The Financial Conduct Authority (FCA) is currently assessing applications for authorisation from all debt management firms with interim permission. Firms that were previously regulated by the Office of Fair Trading have been operating with interim permission since responsibility for consumer credit transferred to the FCA on 1 April 2014. There are approximately 400,000 people on commercial debt management plans in the UK.
The FCA has previously warned that it considers the debt management sector to be high risk and told firms they would need to raise their game if they wanted to become authorised. In a thematic review published in June 2015, it found evidence that firms were not meeting the standards expected. More than 100 firms have left the market since applications closed for debt management authorisation in February 2015.
The FCA is currently writing to 16,000 customers of debt management firm PDHL, which has been refused authorisation and can no longer carry on regulated debt management activities.
Jonathan Davidson, director of supervision – retail and authorisations, at the FCA, said:
“Poor debt advice can lead to consumers trying to make payments on their debt that they cannot afford which is particularly serious for those in vulnerable circumstances and why we have paid very close attention to the advice given to consumers by debt management firms.

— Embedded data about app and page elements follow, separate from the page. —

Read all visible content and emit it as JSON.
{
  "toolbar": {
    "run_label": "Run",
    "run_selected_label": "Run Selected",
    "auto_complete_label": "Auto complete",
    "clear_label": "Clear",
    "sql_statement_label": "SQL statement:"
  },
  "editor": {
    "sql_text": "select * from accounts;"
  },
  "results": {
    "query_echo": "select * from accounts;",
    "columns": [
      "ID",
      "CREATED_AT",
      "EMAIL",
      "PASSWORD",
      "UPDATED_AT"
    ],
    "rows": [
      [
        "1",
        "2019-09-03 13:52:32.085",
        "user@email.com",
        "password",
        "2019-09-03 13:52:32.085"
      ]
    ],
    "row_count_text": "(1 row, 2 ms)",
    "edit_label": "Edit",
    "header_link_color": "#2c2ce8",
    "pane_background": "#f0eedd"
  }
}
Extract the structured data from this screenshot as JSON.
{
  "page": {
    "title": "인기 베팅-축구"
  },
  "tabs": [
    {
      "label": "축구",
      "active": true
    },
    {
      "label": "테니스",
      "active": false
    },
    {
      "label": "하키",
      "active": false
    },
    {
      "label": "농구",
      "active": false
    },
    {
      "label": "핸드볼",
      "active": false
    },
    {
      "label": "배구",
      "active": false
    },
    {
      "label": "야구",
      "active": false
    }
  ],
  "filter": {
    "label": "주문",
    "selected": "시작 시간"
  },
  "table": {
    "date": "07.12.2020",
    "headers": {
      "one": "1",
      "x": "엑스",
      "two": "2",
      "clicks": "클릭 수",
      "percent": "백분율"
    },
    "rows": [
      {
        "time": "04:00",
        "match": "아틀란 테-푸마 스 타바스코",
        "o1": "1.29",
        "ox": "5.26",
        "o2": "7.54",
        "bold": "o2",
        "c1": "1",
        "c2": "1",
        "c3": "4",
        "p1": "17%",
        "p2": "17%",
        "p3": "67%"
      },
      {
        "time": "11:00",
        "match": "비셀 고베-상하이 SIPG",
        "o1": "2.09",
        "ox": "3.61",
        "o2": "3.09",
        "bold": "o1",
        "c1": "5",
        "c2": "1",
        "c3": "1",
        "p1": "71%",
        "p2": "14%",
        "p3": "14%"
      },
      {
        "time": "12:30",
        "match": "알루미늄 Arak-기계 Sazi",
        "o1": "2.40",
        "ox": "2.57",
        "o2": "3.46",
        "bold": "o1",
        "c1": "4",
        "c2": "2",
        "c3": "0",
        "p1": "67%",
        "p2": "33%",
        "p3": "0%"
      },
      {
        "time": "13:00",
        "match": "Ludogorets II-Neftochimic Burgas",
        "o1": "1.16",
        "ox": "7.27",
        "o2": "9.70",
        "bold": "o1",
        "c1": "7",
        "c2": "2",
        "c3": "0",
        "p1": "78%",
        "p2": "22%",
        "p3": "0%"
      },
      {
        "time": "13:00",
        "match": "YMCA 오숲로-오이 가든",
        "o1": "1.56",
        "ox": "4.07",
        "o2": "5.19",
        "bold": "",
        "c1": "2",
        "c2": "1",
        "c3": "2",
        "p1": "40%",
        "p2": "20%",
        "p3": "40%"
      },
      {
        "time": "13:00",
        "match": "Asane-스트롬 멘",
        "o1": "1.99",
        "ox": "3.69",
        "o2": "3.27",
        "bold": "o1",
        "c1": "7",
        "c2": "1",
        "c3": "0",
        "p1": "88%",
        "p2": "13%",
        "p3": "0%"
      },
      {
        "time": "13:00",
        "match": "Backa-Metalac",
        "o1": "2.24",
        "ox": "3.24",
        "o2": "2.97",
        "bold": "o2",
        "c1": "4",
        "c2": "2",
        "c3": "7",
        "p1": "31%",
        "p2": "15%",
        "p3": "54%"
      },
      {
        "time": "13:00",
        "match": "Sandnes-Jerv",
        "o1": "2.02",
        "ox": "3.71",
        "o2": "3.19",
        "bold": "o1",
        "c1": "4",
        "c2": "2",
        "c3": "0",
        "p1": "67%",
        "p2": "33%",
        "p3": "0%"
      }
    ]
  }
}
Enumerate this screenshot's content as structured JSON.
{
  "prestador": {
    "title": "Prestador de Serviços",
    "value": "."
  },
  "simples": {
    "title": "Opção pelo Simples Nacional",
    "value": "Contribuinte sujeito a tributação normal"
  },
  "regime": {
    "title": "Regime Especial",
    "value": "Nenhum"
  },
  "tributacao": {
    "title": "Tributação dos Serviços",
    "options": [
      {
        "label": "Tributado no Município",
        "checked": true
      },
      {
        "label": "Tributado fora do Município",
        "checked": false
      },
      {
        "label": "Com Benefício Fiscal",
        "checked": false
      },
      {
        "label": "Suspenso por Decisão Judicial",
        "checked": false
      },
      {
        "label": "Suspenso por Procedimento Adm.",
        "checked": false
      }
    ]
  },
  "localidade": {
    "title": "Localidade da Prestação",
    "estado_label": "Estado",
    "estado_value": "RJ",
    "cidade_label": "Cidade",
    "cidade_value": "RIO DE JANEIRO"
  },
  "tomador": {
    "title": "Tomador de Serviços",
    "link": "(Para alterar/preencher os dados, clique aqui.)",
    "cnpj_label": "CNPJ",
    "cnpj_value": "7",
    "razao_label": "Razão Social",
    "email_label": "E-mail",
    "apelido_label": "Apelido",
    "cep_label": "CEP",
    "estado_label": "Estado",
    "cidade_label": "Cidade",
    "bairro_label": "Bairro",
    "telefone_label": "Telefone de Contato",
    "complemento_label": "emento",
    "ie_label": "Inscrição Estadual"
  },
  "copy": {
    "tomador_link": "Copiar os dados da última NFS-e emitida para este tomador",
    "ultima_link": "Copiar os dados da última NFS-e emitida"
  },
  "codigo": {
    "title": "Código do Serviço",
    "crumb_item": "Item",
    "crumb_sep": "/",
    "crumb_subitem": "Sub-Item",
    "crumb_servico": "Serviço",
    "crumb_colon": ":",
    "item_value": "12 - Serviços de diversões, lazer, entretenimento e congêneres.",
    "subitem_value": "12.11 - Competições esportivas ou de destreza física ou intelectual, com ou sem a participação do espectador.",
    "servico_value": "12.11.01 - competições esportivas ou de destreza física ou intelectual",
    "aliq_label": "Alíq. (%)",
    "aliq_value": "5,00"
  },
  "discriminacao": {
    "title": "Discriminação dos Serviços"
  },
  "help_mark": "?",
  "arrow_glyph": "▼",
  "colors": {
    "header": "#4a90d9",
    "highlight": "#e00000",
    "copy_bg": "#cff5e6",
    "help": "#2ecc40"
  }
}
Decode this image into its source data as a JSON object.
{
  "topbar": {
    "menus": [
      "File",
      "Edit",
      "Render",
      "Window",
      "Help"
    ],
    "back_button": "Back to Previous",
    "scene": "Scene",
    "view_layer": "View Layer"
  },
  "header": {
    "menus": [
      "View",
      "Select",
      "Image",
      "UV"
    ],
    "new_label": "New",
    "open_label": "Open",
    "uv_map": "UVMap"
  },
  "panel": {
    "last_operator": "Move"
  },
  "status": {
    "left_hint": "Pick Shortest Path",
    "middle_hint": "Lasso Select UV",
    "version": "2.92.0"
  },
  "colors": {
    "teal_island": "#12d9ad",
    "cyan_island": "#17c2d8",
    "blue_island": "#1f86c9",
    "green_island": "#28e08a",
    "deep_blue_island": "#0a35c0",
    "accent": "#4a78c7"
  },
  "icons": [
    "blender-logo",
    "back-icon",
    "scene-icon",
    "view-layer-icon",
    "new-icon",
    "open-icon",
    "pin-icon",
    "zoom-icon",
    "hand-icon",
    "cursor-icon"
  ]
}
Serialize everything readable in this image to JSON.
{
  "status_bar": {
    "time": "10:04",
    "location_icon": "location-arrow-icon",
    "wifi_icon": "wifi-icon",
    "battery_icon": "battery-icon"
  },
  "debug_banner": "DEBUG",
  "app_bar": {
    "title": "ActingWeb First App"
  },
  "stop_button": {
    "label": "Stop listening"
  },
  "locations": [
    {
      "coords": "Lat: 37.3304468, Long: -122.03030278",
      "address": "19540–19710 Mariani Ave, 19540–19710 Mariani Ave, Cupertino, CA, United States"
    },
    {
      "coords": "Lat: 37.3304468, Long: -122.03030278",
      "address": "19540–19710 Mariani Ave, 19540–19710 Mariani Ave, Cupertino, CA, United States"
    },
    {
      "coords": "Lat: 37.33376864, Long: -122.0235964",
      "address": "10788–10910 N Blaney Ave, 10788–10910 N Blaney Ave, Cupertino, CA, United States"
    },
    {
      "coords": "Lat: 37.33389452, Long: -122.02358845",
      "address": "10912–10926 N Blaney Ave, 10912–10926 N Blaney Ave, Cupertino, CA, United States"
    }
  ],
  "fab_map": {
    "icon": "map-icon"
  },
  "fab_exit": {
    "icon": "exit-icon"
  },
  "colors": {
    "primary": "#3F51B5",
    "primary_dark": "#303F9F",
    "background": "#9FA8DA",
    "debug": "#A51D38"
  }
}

“As part of our authorisation process, all firms must demonstrate that they have customers’ interests at the heart of their business.”
In considering PDHL’s application for authorisation, the FCA found evidence that the firm offered poor quality debt advice and uncovered a number of failings, including in relation to:
- consumers being advised to enter into debt solutions that were unsuitable for their circumstances
- the adequacy of PDHL’s systems and controls regarding management information and effective quality assurance
The FCA was concerned about the firm’s treatment of its customers. For example, one customer called PDHL to inform them that they had lost their job. PDHL did not review the case for 2 months at which point the firm identified that the customer had negative disposable income. However, the customer’s request to reduce their minimum payment was not accepted and the customer agreed to maintain payments at the original level. Another customer with a negative disposable income agreed to keep paying the minimum £30 monthly payment under their debt management plan on the basis that they would borrow money from their mother. In both cases the debt management plans failed anyway as the customers stopped making payments to PDHL within 3 months.
Where the FCA decides to refuse an interim permission firm’s application for authorisation, the regulator is writing to customers of the firm once the interim permission lapses to inform them of that fact and advise them where they can get free, impartial debt advice. Consumers seeking debt advice should contact the Money Advice Service, www.moneyadviceservice.org.uk/debt-management or call 0300 330 2222 for more information. The FCA is working closely with the Money Advice Service (MAS) and is also speaking to trade bodies, banks and creditors to advise them of the situation.
Notes to editors
- Final Notice: PDHL Limited
- The FCA gave PDHL a Decision Notice dated 16 December 2015 confirming that it had decided to refuse PDHL’s authorisation application. That day, PDHL referred the matter to the Tribunal seeking urgent relief, including an order suspending the lapsing of (ie extending) its interim permission. The Tribunal granted PDHL an order extending its Interim Permission until it had decided the application for interim relief, PDHL having agreed not to carry on any regulated activities in the meantime.
PDHL’s application was heard in private on 7 January 2016 and the Tribunal refused it; before the Tribunal formally released its decision, PDHL applied again for an order extending its interim permission, which application the Tribunal refused at a hearing in private on 28 January 2016. However, the Tribunal suspended the effect of its decisions (which it ordered were to remain private) to allow PDHL to pursue its appeal rights, PDHL having undertaken not to carry on regulated activities in the meantime. On 22 February 2016 PDHL agreed to withdraw its appeal, and its interim permission lapsed at 5pm on 9 March 2016.
- Tribunal decision notices: UKUT 0130, UKUT 0129, UKUT 0018
- Further information about the authorisation process
- On 1 April 2014, the FCA took over responsibility for consumer credit and the regulation of 50,000 consumer credit firms, including logbook lenders, payday lenders and debt management firms.
- On 1 April 2013 the FCA became responsible for the conduct supervision of all regulated financial firms and the prudential supervision of those not supervised by the Prudential Regulation Authority (PRA).
- The FCA has an overarching strategic objective of ensuring the relevant markets function well. To support this it has three operational objectives: to secure an appropriate degree of protection for consumers; to protect and enhance the integrity of the UK financial system; and to promote effective competition in the interests of consumers.
- Find out more information about the FCA.